Advancing Inclusion of People with Disabilities
The Disabilities Fund of The Chicago Community Trust promotes the development of programs, policy and public action that expands the empowerment, equal opportunity, inclusion and participation of diverse persons with disabilities in the Chicago region. The Fund partners with and advises The Chicago Community Trust about disability inclusion and priorities for data-driven actionable solutions in the areas of employment, education, community inclusion and technology.
The Disabilities Fund was established thanks to the generosity of Shawn Donnelley and the Naomi Williams Donnelley Fund.
Advisory Board Members
- Jack Catlin, FAIA, LCM Architects, Co-Chair
- Karen Tamley, Mayor’s Office for People with Disabilities, Co-Chair
- Zully Alvarado, Causes for Change
- Adam Ballard, Access Living
- Deborah Grisko, Almost Home Kids
- Neil Hartigan
- Suzanne Kenney
- Kathy Lavin, Lekotek
- Tuyet Le, Asian Americans Advancing Justice
- Nancy Nauheimer, Northern Trust
- Dorelia Rivera, Horizon
- Sheila Romano
- Kathy Ryg, Former State Representative
- Gerald Skoning, Seyfarth Shaw LLP
- Erin Smith, Avandale, Inc.
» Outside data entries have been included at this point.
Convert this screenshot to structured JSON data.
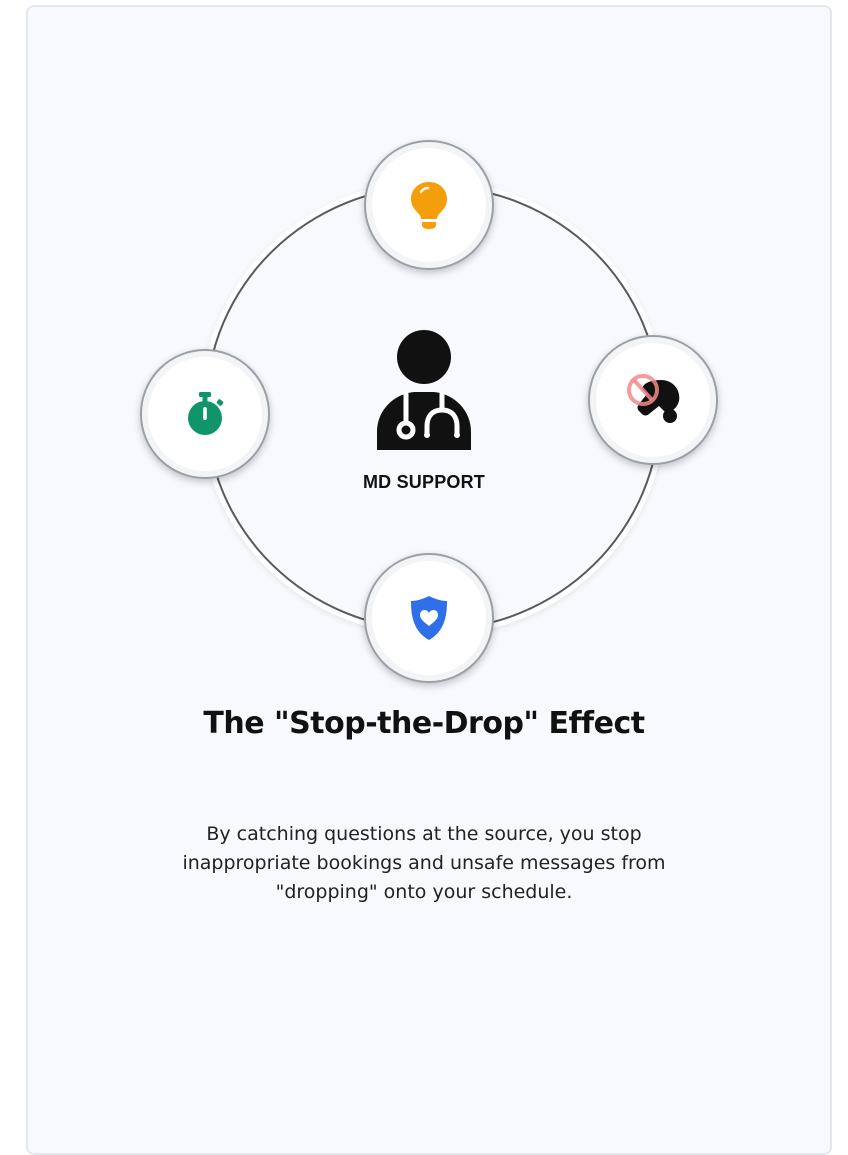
{
  "center": {
    "label": "MD SUPPORT",
    "icon": "doctor-icon"
  },
  "nodes": {
    "top": {
      "icon": "lightbulb-icon",
      "color": "#f59e0b"
    },
    "right": {
      "icon": "ping-pong-prohibited-icon",
      "color": "#111111",
      "accent": "#f28b8b"
    },
    "bottom": {
      "icon": "shield-heart-icon",
      "color": "#2f6fe8"
    },
    "left": {
      "icon": "stopwatch-icon",
      "color": "#10956b"
    }
  },
  "title": "The \"Stop-the-Drop\" Effect",
  "description": "By catching questions at the source, you stop inappropriate bookings and unsafe messages from \"dropping\" onto your schedule."
}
- Sidney Smith, Shire
ADA 25 Chicago
ADA 25 Chicago was a year-long initiative celebrating and leveraging the 25th anniversary of the Americans with Disabilities Act in 2015. As the leader supporter, the Chicago Community Trust has continued its legacies with ADA 25 Advancing Leadership and other programs. To learn more about ADA 25 Chicago, please visit the archived website.
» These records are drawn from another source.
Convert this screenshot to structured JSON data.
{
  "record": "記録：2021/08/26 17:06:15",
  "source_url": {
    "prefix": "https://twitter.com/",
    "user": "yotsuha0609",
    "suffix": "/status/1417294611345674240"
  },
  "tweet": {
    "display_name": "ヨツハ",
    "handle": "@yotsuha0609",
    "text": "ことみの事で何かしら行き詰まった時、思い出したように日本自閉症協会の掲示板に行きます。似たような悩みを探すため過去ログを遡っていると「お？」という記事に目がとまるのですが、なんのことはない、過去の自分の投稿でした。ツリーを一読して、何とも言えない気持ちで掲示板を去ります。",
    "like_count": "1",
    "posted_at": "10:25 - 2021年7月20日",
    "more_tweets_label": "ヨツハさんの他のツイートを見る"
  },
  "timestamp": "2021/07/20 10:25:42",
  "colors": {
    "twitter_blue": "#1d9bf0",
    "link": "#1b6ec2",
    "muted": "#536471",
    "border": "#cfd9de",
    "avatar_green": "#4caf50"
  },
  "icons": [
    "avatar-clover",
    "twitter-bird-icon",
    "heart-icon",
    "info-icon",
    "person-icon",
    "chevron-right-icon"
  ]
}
Renewing the Commitment Guide
The Renewing the Commitment Guide is for nonprofits to review and evaluate their obligations under the Americans with Disabilities Act. The guide provides general guidelines as well a tip sheets and interactive evaluations.
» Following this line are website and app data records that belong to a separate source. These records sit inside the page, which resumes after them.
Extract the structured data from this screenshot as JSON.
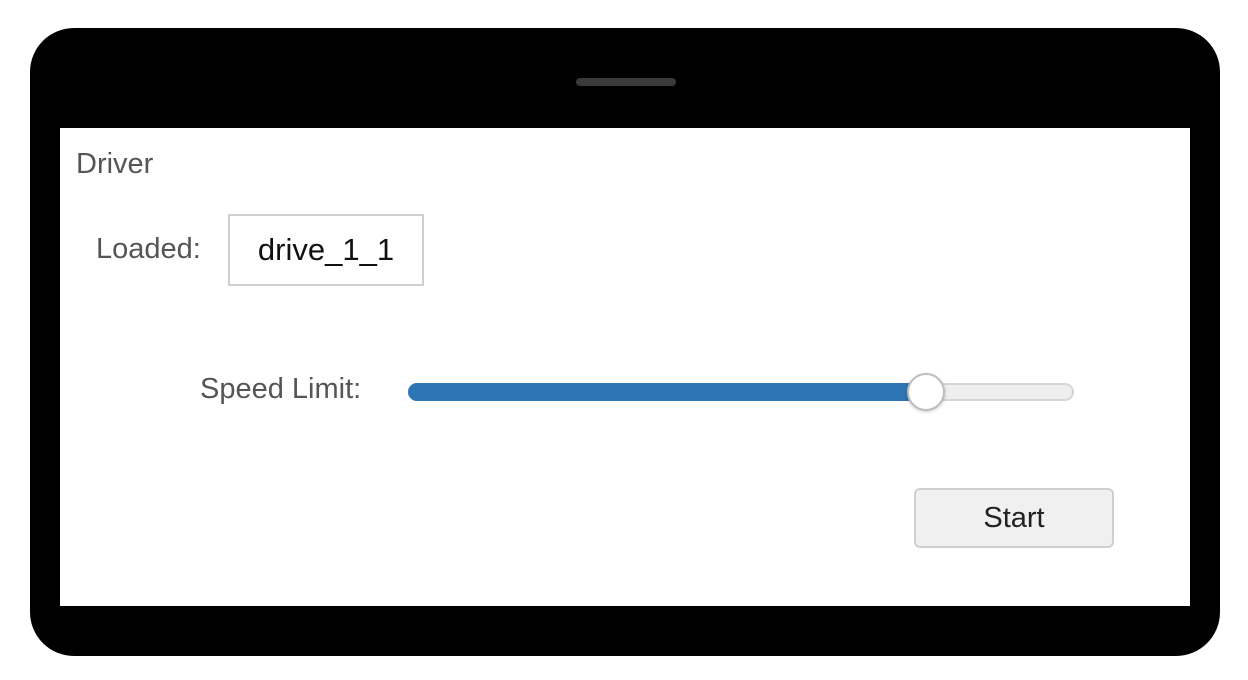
{
  "window": {
    "title": "Driver"
  },
  "loaded": {
    "label": "Loaded:",
    "value": "drive_1_1"
  },
  "speed_limit": {
    "label": "Speed Limit:",
    "fraction": 0.78,
    "fill_color": "#2f74b5"
  },
  "actions": {
    "start_label": "Start"
  }
}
This guide was originally created in 2010 at the 20th anniversary of the ADA, and has been updated with current information for 2015.
Quest for Equality: Breaking the Barriers for People with Disabilities
The 2010 white paper identifies three areas with the most opportunities since the passage of the Americans with Disabilities Act for full inclusion of people with disabilities; education, employment, and community living. The paper outlines goals within each area, all of which are still applicable seven years later.
Risa Jaz Rifkind